Residual stresses and deformations continue to remain one of the primary challenges towards expanding the scope of selective laser melting as an industrial scale manufacturing process. While process monitoring and feedback-based process control of the process has shown significant potential, there is still dearth of techniques to tackle the issue. Numerical modelling of selective laser melting process has thus been an active area of research in the last few years. However, large computational resource requirements have slowed the usage of these models for optimizing the process. In this paper, a calibrated, fast, multiscale thermal model coupled with a 3D finite element mechanical model is used to simulate residual stress formation and deformations during selective laser melting. The resulting reduction in thermal model computation time allows evolutionary algorithm-based optimization of the process. A multilevel optimization strategy is adopted using a customized genetic algorithm developed for optimizing cellular scanning strategy for selective laser melting, with an objective of reducing residual stresses and deformations. The resulting thermo-mechanically optimized cellular scanning strategies are compared with standard scanning strategies and have been used to manufacture standard samples.

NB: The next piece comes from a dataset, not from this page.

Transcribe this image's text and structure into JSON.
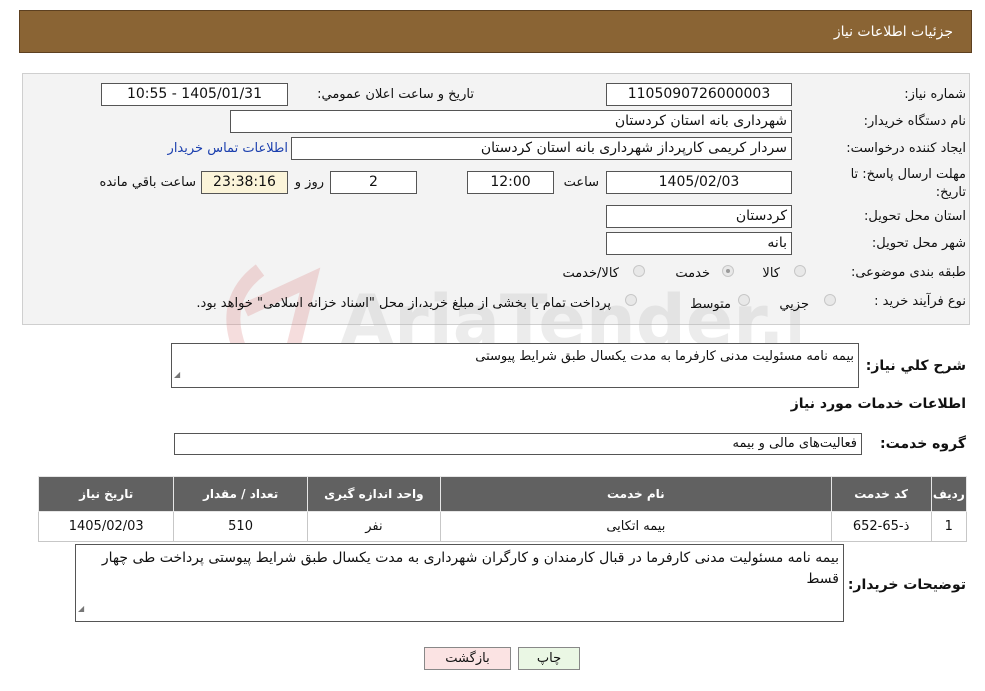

Over the last decade, several studies have attempted to develop thermal models for analyzing the selective laser melting process with a vision to predict thermal stresses, microstructures and resulting mechanical properties of manufactured products. While a holistic model addressing all involved phenomena is yet to emerge, the existing partial models have already become computationally heavy. This is observed to go hand-in-hand with a trend across literature for the usage of finite element (FE) formulations for developing implicit 3D models. However, the 3D implicit FE models, though able to accurately simulate the process, are constrained by either the size or scale of the model domain. A second challenging aspect involves the inclusion of non-linear material behavior into the 3D implicit FE models. An alternating direction implicit (ADI) method based on a finite volume (FV) formulation is proposed for modeling single-layer and few-layers selective laser melting processes. The ADI technique is implemented and applied for two cases involving constant material properties and non-linear material behavior. The ADI FV method consume less time while having comparable accuracy with respect to 3D implicit FE models. Drawing on the comparative results, appropriate models are recommended for different scenarios and modeling domains.